Spotlight On: Mellieħa

Mellieha was once an isolated 15th century hamlet perched on the ridge overlooking Ghadira Bay. While the town has developed into a hub of tourism, it has managed to retain some of its rural character.

Mellieħa, a large village in the northern region of the country has a population of over 10,000. The village was first inhabited around 3000BC, during the Neolithic period and several megalithic remains have been found since. These include the temple of Għajn Żejtuna, as well as several caves and tombs.

According to the Acts of the Apostles, St. Paul was shipwrecked in Malta, around 60AD, in the nearby village of St. Paul’s Bay. According to local tradition, St. Luke, who was accompanying St. Paul, came across one of Mellieħa’s caves. He proceeded to paint the figure of Our Lady on the rock face.

In 409AD, the cave was consecrated as a church and today, is known as the Sanctuary of Our Lady of Mellieħa. During the early years of Hospitaller rule in Malta, Mellieħa remained largely abandoned.

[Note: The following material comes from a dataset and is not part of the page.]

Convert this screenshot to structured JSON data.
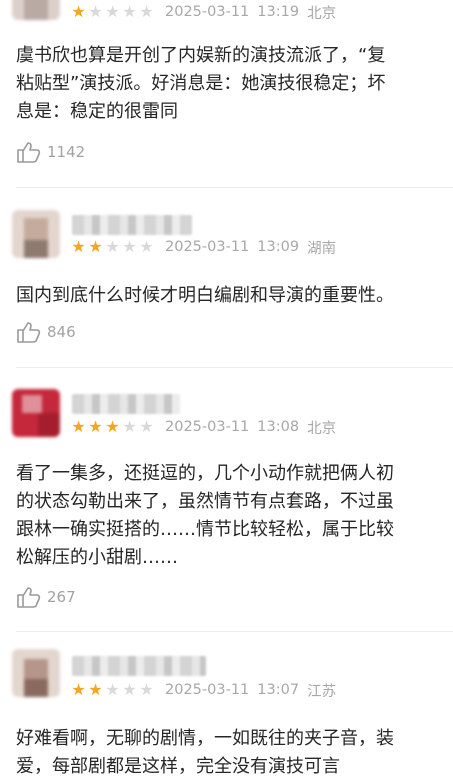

Malta’s northern coast was fortified during the early 17th century. In fact, the first fortification to be built in Mellieħa was St. Agatha’s Tower, completed in 1649. Built on Marfa Ridge and overlooking Mellieħa bay, the tower also offers views of Comino and Gozo. The smaller Għajn Ħadid Tower and Armier Tower were built in 1658.

Several coastal batteries, redoubts and entrenchments were built in the village during the 18th century. Several of these are still standing today, including Mistra Battery and the Wied Musa Battery.

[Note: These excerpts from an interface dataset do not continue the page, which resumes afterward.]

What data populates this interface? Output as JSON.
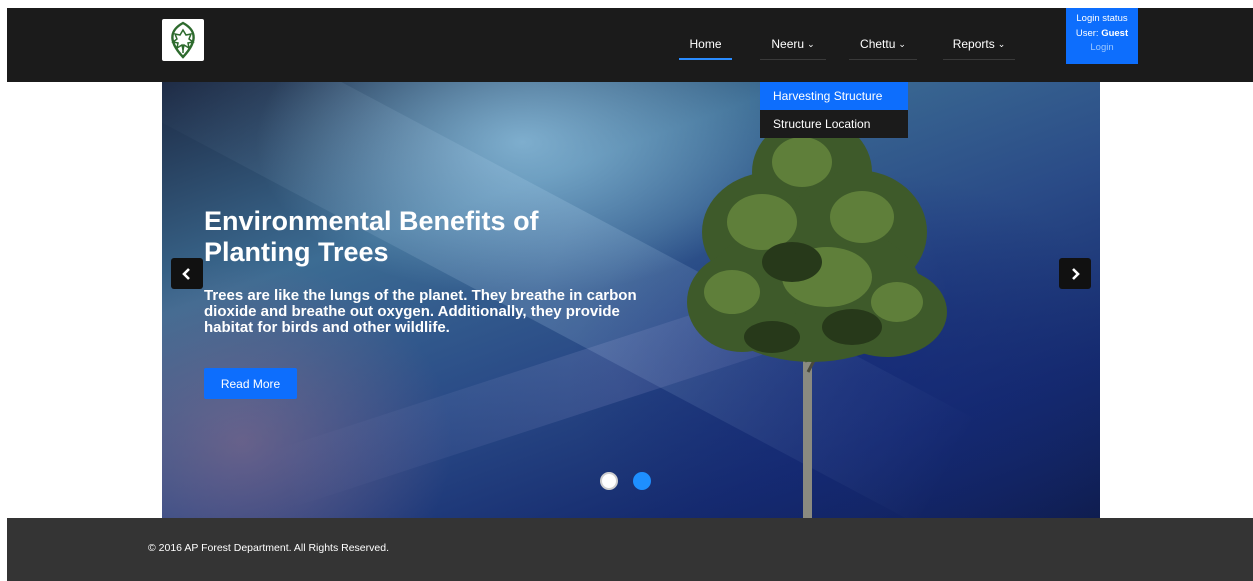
{
  "nav": {
    "items": [
      {
        "label": "Home",
        "dropdown": false,
        "active": true
      },
      {
        "label": "Neeru",
        "dropdown": true,
        "active": false
      },
      {
        "label": "Chettu",
        "dropdown": true,
        "active": false
      },
      {
        "label": "Reports",
        "dropdown": true,
        "active": false
      }
    ],
    "chevron": "⌄"
  },
  "login": {
    "status_label": "Login status",
    "user_prefix": "User:",
    "user_name": "Guest",
    "link_label": "Login"
  },
  "dropdown": {
    "items": [
      "Harvesting Structure",
      "Structure Location"
    ]
  },
  "hero": {
    "title": "Environmental Benefits of Planting Trees",
    "text": "Trees are like the lungs of the planet. They breathe in carbon dioxide and breathe out oxygen. Additionally, they provide habitat for birds and other wildlife.",
    "button_label": "Read More",
    "prev_icon": "‹",
    "next_icon": "›"
  },
  "footer": {
    "copyright": "© 2016 AP Forest Department. All Rights Reserved."
  },
  "colors": {
    "navbar": "#1b1b1b",
    "accent": "#0d6efd",
    "footer": "#343434"
  }
}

The village of Mellieħa, as we know it today, developed while under British rule. It became a parish once again in 1844, and the British encouraged people to settle in the area, by giving out leases. The parish church was built in stages, between 1883 and 1930 and it is said that locals helped in its construction.

Just before World War I, Fort Campbell was built in Selmun, while Mellieħa Fort was built on top of a hill as a lookout post. The British proceeded to build a number of pillboxes around the coastline, for defensive purposes.

In addition to its long and fruitful history, Mellieħa also features several bays and beaches, such as Għadira and Golden Bay.

Photo: James Bianchi



The Red Tower

Photo: James Bianchi

Located on the crest of St Marfa’s Ridge is St. Agatha’s Tower, also known as the Red Tower. The watchtower was built in 1649, under the rule of Grand Master Jean Paul Lascaris Castellar and was one of the main defensive positions during the time of the Knights of St. John. It was equipped with a cannon, a garrison of 30 men and enough food and ammunition to withstand a siege 40-day siege. It continued its military function following the British period, as it was used as a radar station by the Armed Forces of Malta. By the close of the 20th century, the tower was in poor repair and was gradually restored by Din l-Art Ħelwa.


Popeye Village

Photo: James Bianchi

Popeye village is a purpose-built film set village, which has been converted into an attraction fun park, complete with a collection of rustic, ramshackle wooden buildings, restaurants, rides and entertainment. It was built as a film set for the production of Popeye, which was released in 1980. The live action musical feature film was produced by Paramount Pictures and Walt Disney Productions and starred Robbie Williams. Construction began in 1979 with a crew of 165, who worked for over seven months to build the village, which consists of 19 wooden buildings. A 70m breakwater was also built around Anchor Bay’s mouth, to protect the set from high seas during filming. Today, it’s open to the public as a seaside resort and open-air museum.


The Parish Church of Mellieħa

The Parish Church of Mellieħa is dedicated to the Birth of Our Lady and was built between 1881 and 1898. Prior to this, however, Mellieħa ceased to be a parish when the locality was no longer inhabited, for fear of corsair raids. By 1844, the Mellieħa became a parish again and Reverand Francis Maria Magri blessed the first stone of the new church in September 1883. Between 1920 and 1940, the belfries and dome were built and the church alters were decorated with paintings by renowned Maltese artists, including Giuseppe Cali and Lazzru Pisani.


The Coral Lagoon

Not to be confused with the Blue Lagoon is the beautiful Coral Lagoon. Also known as Dragonara Cave, the lagoon is a naturally formed cave near Armier Bay in Mellieħa. A dream for divers, swimmer and snorkelers alike, the space is open to daylight, which keeps the water temperature inside the grotto a few degrees warmer than outside. This allows for increased marine growth, thus giving divers the opportunity to enjoy an abundance of marine life. It’s a little off the beaten track, but we would recommend parking near the Aħrax campsite and walking uphill for around five minutes. Just a tip: avoid jumping into the lagoon, especially on windy days.